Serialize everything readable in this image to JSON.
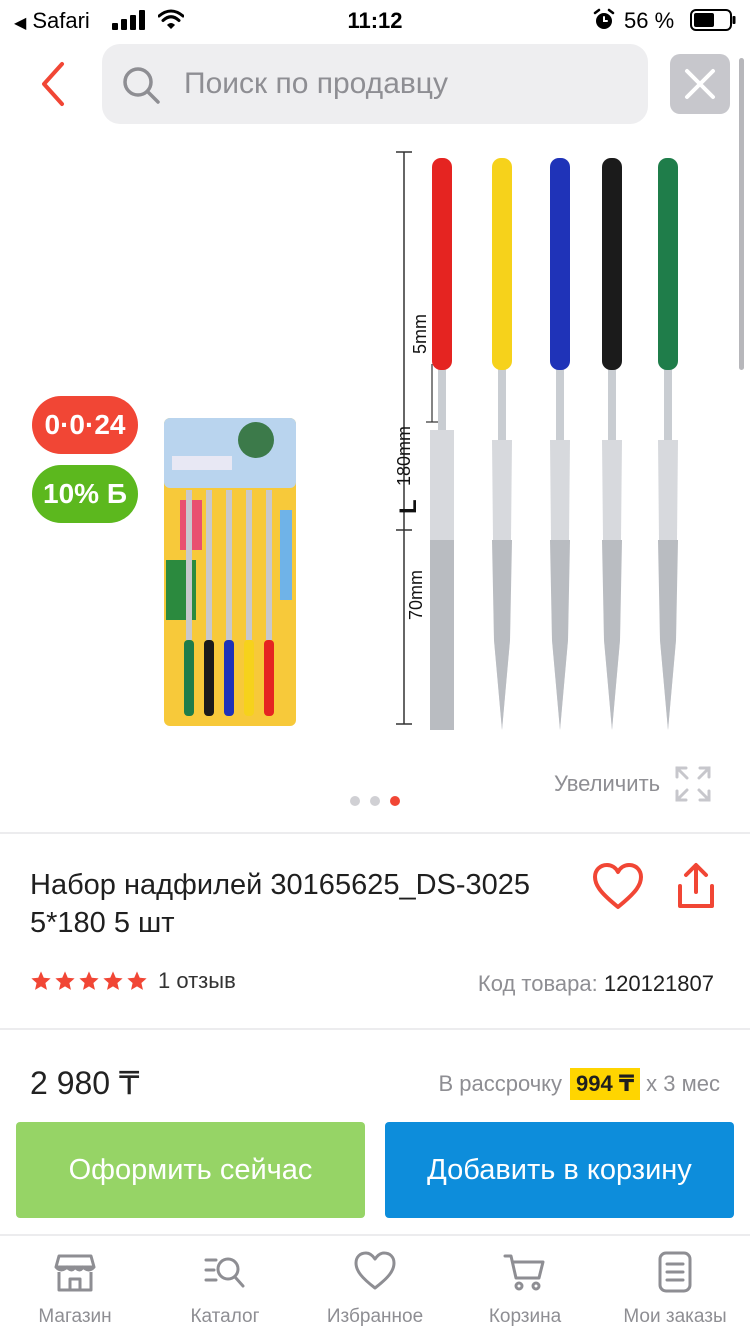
{
  "status_bar": {
    "app_back": "Safari",
    "time": "11:12",
    "battery": "56 %"
  },
  "search": {
    "placeholder": "Поиск по продавцу",
    "value": ""
  },
  "gallery": {
    "badge_installment": "0·0·24",
    "badge_bonus": "10% Б",
    "zoom_label": "Увеличить",
    "image_labels": {
      "handle_length": "5mm",
      "total_length": "180mm",
      "length_marker": "L",
      "file_length": "70mm"
    },
    "handle_colors": [
      "#e52421",
      "#f6d21b",
      "#1f33b8",
      "#1b1b1b",
      "#1f7d4a"
    ],
    "page_count": 3,
    "active_page": 3
  },
  "product": {
    "title": "Набор надфилей 30165625_DS-3025 5*180 5 шт",
    "rating": 5,
    "reviews": "1 отзыв",
    "code_label": "Код товара:",
    "code_value": "120121807"
  },
  "price": {
    "value": "2 980 ₸",
    "installment_prefix": "В рассрочку",
    "installment_amount": "994 ₸",
    "installment_suffix": "х 3 мес"
  },
  "actions": {
    "buy_now": "Оформить сейчас",
    "add_to_cart": "Добавить в корзину"
  },
  "tabbar": {
    "items": [
      {
        "label": "Магазин",
        "icon": "store-icon"
      },
      {
        "label": "Каталог",
        "icon": "catalog-search-icon"
      },
      {
        "label": "Избранное",
        "icon": "heart-icon"
      },
      {
        "label": "Корзина",
        "icon": "cart-icon"
      },
      {
        "label": "Мои заказы",
        "icon": "orders-icon"
      }
    ]
  },
  "colors": {
    "accent_red": "#f14635",
    "bonus_green": "#5cb81e",
    "buy_green": "#96d466",
    "cart_blue": "#0d8ddb",
    "installment_yellow": "#ffd500"
  }
}
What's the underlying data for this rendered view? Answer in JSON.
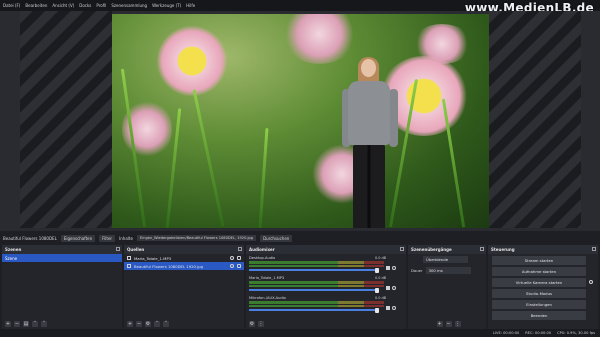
{
  "menu": [
    "Datei (F)",
    "Bearbeiten",
    "Ansicht (V)",
    "Docks",
    "Profil",
    "Szenensammlung",
    "Werkzeuge (T)",
    "Hilfe"
  ],
  "watermark": "www.MedienLB.de",
  "source_toolbar": {
    "selected_source": "Beautiful Flowers 1080DEL",
    "properties_button": "Eigenschaften",
    "filters_button": "Filter",
    "file_label": "Inhalte",
    "file_path": "Eingen_Wiedergabelisten/Beautiful Flowers 1080DEL, 1920.jpg",
    "browse_button": "Durchsuchen"
  },
  "scenes_dock": {
    "title": "Szenen",
    "items": [
      "Szene"
    ],
    "selected": 0
  },
  "sources_dock": {
    "title": "Quellen",
    "items": [
      "Maria_Totale_1.MP3",
      "Beautiful Flowers 1080DEL 1920.jpg"
    ],
    "selected": 1
  },
  "mixer_dock": {
    "title": "Audiomixer",
    "channels": [
      {
        "name": "Desktop-Audio",
        "db": "0.0 dB"
      },
      {
        "name": "Maria_Totale_1.MP3",
        "db": "0.0 dB"
      },
      {
        "name": "Mikrofon-/AUX-Audio",
        "db": "0.0 dB"
      }
    ]
  },
  "transitions_dock": {
    "title": "Szenenübergänge",
    "type": "Überblende",
    "duration_label": "Dauer",
    "duration": "300 ms"
  },
  "controls_dock": {
    "title": "Steuerung",
    "buttons": [
      "Stream starten",
      "Aufnahme starten",
      "Virtuelle Kamera starten",
      "Studio-Modus",
      "Einstellungen",
      "Beenden"
    ]
  },
  "status": {
    "live": "LIVE: 00:00:00",
    "rec": "REC: 00:00:00",
    "cpu": "CPU: 0.9%, 30.00 fps"
  },
  "colors": {
    "accent": "#2b59c3",
    "background": "#1e1f24",
    "dock": "#23252b"
  }
}
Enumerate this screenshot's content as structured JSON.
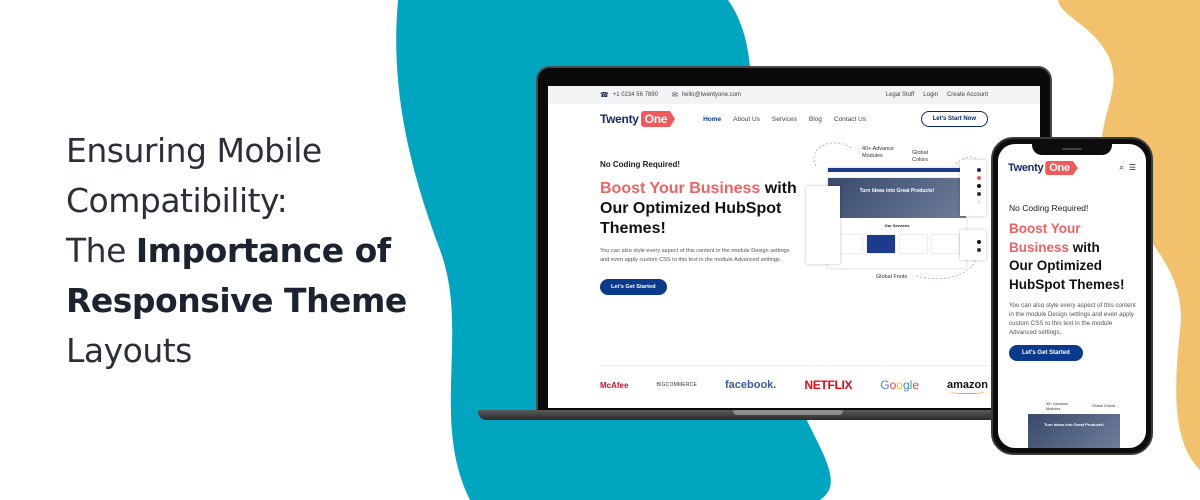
{
  "colors": {
    "teal_blob": "#00a5bf",
    "yellow_blob": "#f2c16b",
    "brand_red": "#f05a5a",
    "brand_navy": "#0b3a8c"
  },
  "hero": {
    "line1": "Ensuring Mobile",
    "line2": "Compatibility:",
    "line3_light": "The ",
    "line3_bold": "Importance of",
    "line4_bold": "Responsive Theme",
    "line5": "Layouts"
  },
  "site": {
    "topbar": {
      "phone": "+1 0234 56 7890",
      "email": "hello@twentyone.com",
      "links": [
        "Legal Stuff",
        "Login",
        "Create Account"
      ]
    },
    "logo": {
      "word": "Twenty",
      "badge": "One"
    },
    "nav": [
      "Home",
      "About Us",
      "Services",
      "Blog",
      "Contact Us"
    ],
    "nav_active": "Home",
    "nav_cta": "Let's Start Now",
    "kicker": "No Coding Required!",
    "title_accent": "Boost Your Business",
    "title_rest": "with Our Optimized HubSpot Themes!",
    "body": "You can also style every aspect of this content in the module Design settings and even apply custom CSS to this text in the module Advanced settings.",
    "cta": "Let's Get Started",
    "preview": {
      "modules_label": "40+ Advance Modules",
      "colors_label": "Global Colors",
      "fonts_label": "Global Fonts",
      "hero_text": "Turn Ideas into Great Products!",
      "services_heading": "Our Services"
    },
    "brands": [
      "McAfee",
      "BIGCOMMERCE",
      "facebook.",
      "NETFLIX",
      "Google",
      "amazon"
    ]
  },
  "phone": {
    "title_accent_1": "Boost Your",
    "title_accent_2": "Business",
    "title_rest_1": " with",
    "title_rest_2": "Our Optimized HubSpot Themes!"
  },
  "icons": {
    "phone": "☎",
    "email": "✉",
    "search": "⌕",
    "menu": "☰"
  }
}
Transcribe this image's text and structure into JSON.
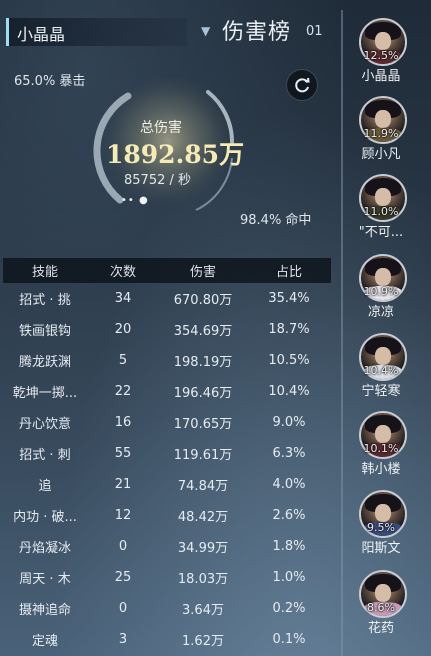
{
  "header": {
    "player_name": "小晶晶",
    "title": "伤害榜",
    "title_index": "01"
  },
  "summary": {
    "crit_rate": "65.0% 暴击",
    "total_label": "总伤害",
    "total_value": "1892.85万",
    "dps": "85752 / 秒",
    "hit_rate": "98.4% 命中"
  },
  "table": {
    "headers": [
      "技能",
      "次数",
      "伤害",
      "占比"
    ],
    "rows": [
      {
        "name": "招式 · 挑",
        "count": "34",
        "damage": "670.80万",
        "percent": "35.4%"
      },
      {
        "name": "铁画银钩",
        "count": "20",
        "damage": "354.69万",
        "percent": "18.7%"
      },
      {
        "name": "腾龙跃渊",
        "count": "5",
        "damage": "198.19万",
        "percent": "10.5%"
      },
      {
        "name": "乾坤一掷...",
        "count": "22",
        "damage": "196.46万",
        "percent": "10.4%"
      },
      {
        "name": "丹心饮意",
        "count": "16",
        "damage": "170.65万",
        "percent": "9.0%"
      },
      {
        "name": "招式 · 刺",
        "count": "55",
        "damage": "119.61万",
        "percent": "6.3%"
      },
      {
        "name": "追",
        "count": "21",
        "damage": "74.84万",
        "percent": "4.0%"
      },
      {
        "name": "内功 · 破...",
        "count": "12",
        "damage": "48.42万",
        "percent": "2.6%"
      },
      {
        "name": "丹焰凝冰",
        "count": "0",
        "damage": "34.99万",
        "percent": "1.8%"
      },
      {
        "name": "周天 · 木",
        "count": "25",
        "damage": "18.03万",
        "percent": "1.0%"
      },
      {
        "name": "摄神追命",
        "count": "0",
        "damage": "3.64万",
        "percent": "0.2%"
      },
      {
        "name": "定魂",
        "count": "3",
        "damage": "1.62万",
        "percent": "0.1%"
      }
    ]
  },
  "ranking": [
    {
      "name": "小晶晶",
      "percent": "12.5%",
      "robe": "#5a2a2e"
    },
    {
      "name": "顾小凡",
      "percent": "11.9%",
      "robe": "#6b5a3a"
    },
    {
      "name": "\"不可...",
      "percent": "11.0%",
      "robe": "#3a3a2a"
    },
    {
      "name": "凉凉",
      "percent": "10.9%",
      "robe": "#e8e4ea"
    },
    {
      "name": "宁轻寒",
      "percent": "10.4%",
      "robe": "#d9dde3"
    },
    {
      "name": "韩小楼",
      "percent": "10.1%",
      "robe": "#5a2a2e"
    },
    {
      "name": "阳斯文",
      "percent": "9.5%",
      "robe": "#3c4a7a"
    },
    {
      "name": "花药",
      "percent": "8.6%",
      "robe": "#c89ab8"
    }
  ],
  "colors": {
    "accent": "#9ee0f2",
    "total_value": "#f6ebb5"
  },
  "icons": {
    "refresh": "refresh-icon",
    "dropdown": "caret-down-icon"
  }
}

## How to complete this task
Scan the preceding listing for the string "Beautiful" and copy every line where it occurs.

## Result of this task
    "selected_source": "Beautiful Flowers 1080DEL",
    "file_path": "Eingen_Wiedergabelisten/Beautiful Flowers 1080DEL, 1920.jpg",
      "Beautiful Flowers 1080DEL 1920.jpg"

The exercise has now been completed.